Superior Listening Comprehension in French (How to get there?)
I have a few weeks before I start a class that requires students to understand speeches given by French-speaking presidents and world leaders.
Currently, my French comprehension is, honestly, at about 70 to 80% at the moment.
I have a tutor who records 30-minute monologues on subjects that I AM INTERESTED IN, so the input is interesting and compelling. He speaks at native-level speed, and the expressions and sentences are not made any easier just because I’m a student.
But, today, I went to the Elysee’s website to watch “Le Point Presse,” which is similar to the “Press Briefings” held at the White House, and I had trouble following along. I also couldn't follow some of the speeches by François Hollande.
While I understood about 80% - that’s not enough. I need to be able to clearly understand the points these speakers are making so I can discuss them in class. I can't discuss what I haven't understood.
I am reading like the wind; things like L'Express, Le Monde (this one is tough), Le Nouvel Observateur, Le Monde Diplomatique, Euro News, etc.
Am I fighting a losing battle? I don’t know how much improvement I can expect over the next 2 months ... But in order to pass this class, I need to be able to listen and understand this highly educated and deeply-idiomatic French.
Admittedly, for the past two months, I haven't been listening to much French because I was focusing on exams. But now I have more time to dedicate to this goal. I feel like I am soooo close, but yet so far away.
1) First of all, you can improve a lot in 2 months, so relax. The more relaxed and confident you are, the more you enjoy your listening and reading, the better you will do.
2) It is quite effective to listen to and read different content on similar subjects. Do a lot of both. Do it out of interest, and to enjoy the content. If you find listening content that you like, and where you like the voice, listen more than once.
3) It is often useful to latch onto longer content, an audio book, say about history or current events, for which you have the etext. You can then import the book into Ling and save the audio to your mp3 player or smart phone. If you like the voice and content matter it is often helpful to get continued dosage of a comfortable range of content matter and voice and intonation.
4) Where possible find texts with audio or audio with texts, so that you can look up what you are missing. This is not necessary but often helpful.
5) Whenever listening or reading, try to focus on phrases or terms that you have just discovered, or just noticed. This kind of helps the brain retain things.
Most of all enjoy and trust that you will improve, and improve a lot more than you think is possible, even though you don't notice this improvement every day.

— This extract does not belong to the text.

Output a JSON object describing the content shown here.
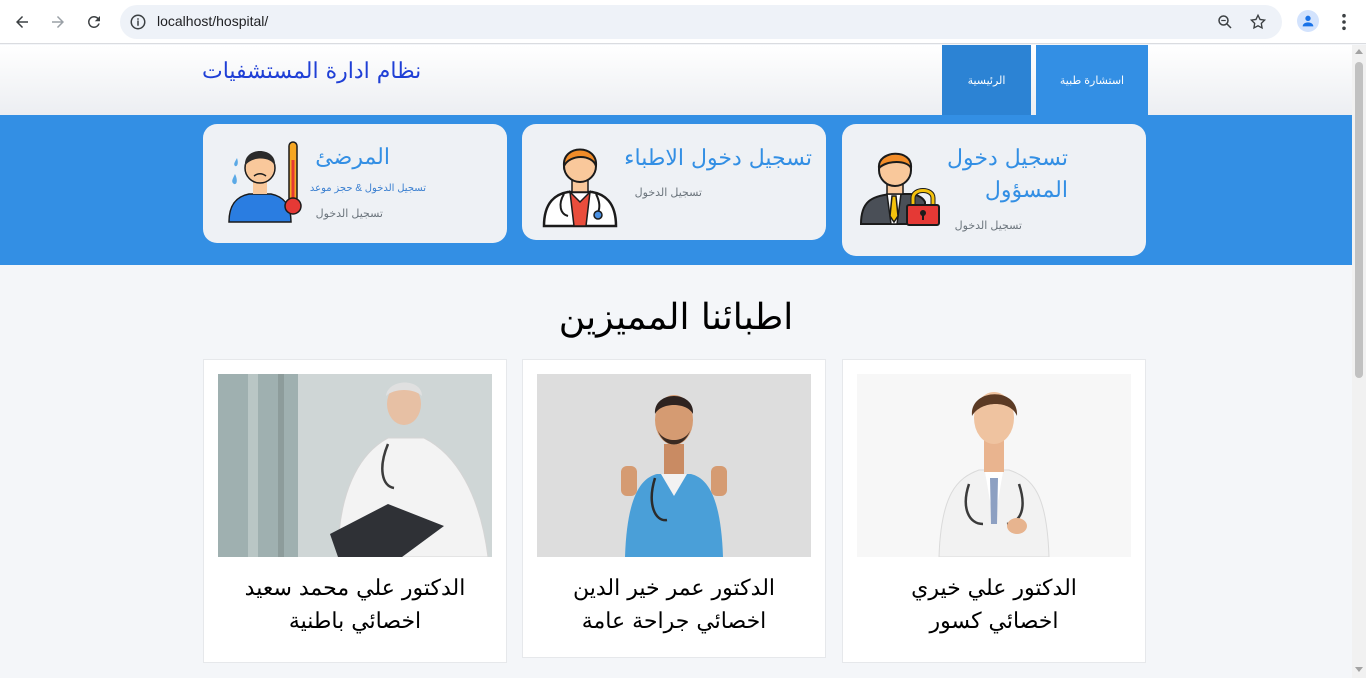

As for being close yet far away, we always feel that way, as our level improves and our expectations rise, like Tantalus of Phrygia.
One more thing that I forgot. With your level in French you also need to speak a lot. If you have a tutor, get him or her to give you a google doc with your mistakes and phrases that cause you trouble for you to import into LingQ. This will make your listening and reading more effective, give it more resonance.
February 07 at 22:52
I love suggestion No. 5. This is a very smart idea.
I have a subscription to Le Monde Diplomatique, and they read out some of the articles. The audio quality is through the roof. So, I will be importing the articles into Lingq and making use of my flash cards. (I tend to not use flash cards for WORDS, I use them for phrases, mostly.)
François Fillon just gave a speech today, and the text of the speech was uploaded online, so I'll be working with that.
And I have a great audio book, which I'll try to work my way through.
Good luck and trust yourself. Mostly enjoy the process.
February 08 at 04:17
Forgot to ask you this .... is there a recommended number of hours you would suggest I listen to French, as a minimum? Of course I may do more, but let's say I'm in a crunch. I'll know to get in at least X many hours.
Steve, does listening while doing other tasks work? I heard you should pay attention while listening so you can improve, and if just listening while doing other tasks, then you won't benefit, how correct is that please? Because if it helps, then I probably can listen more than 6 hours a day!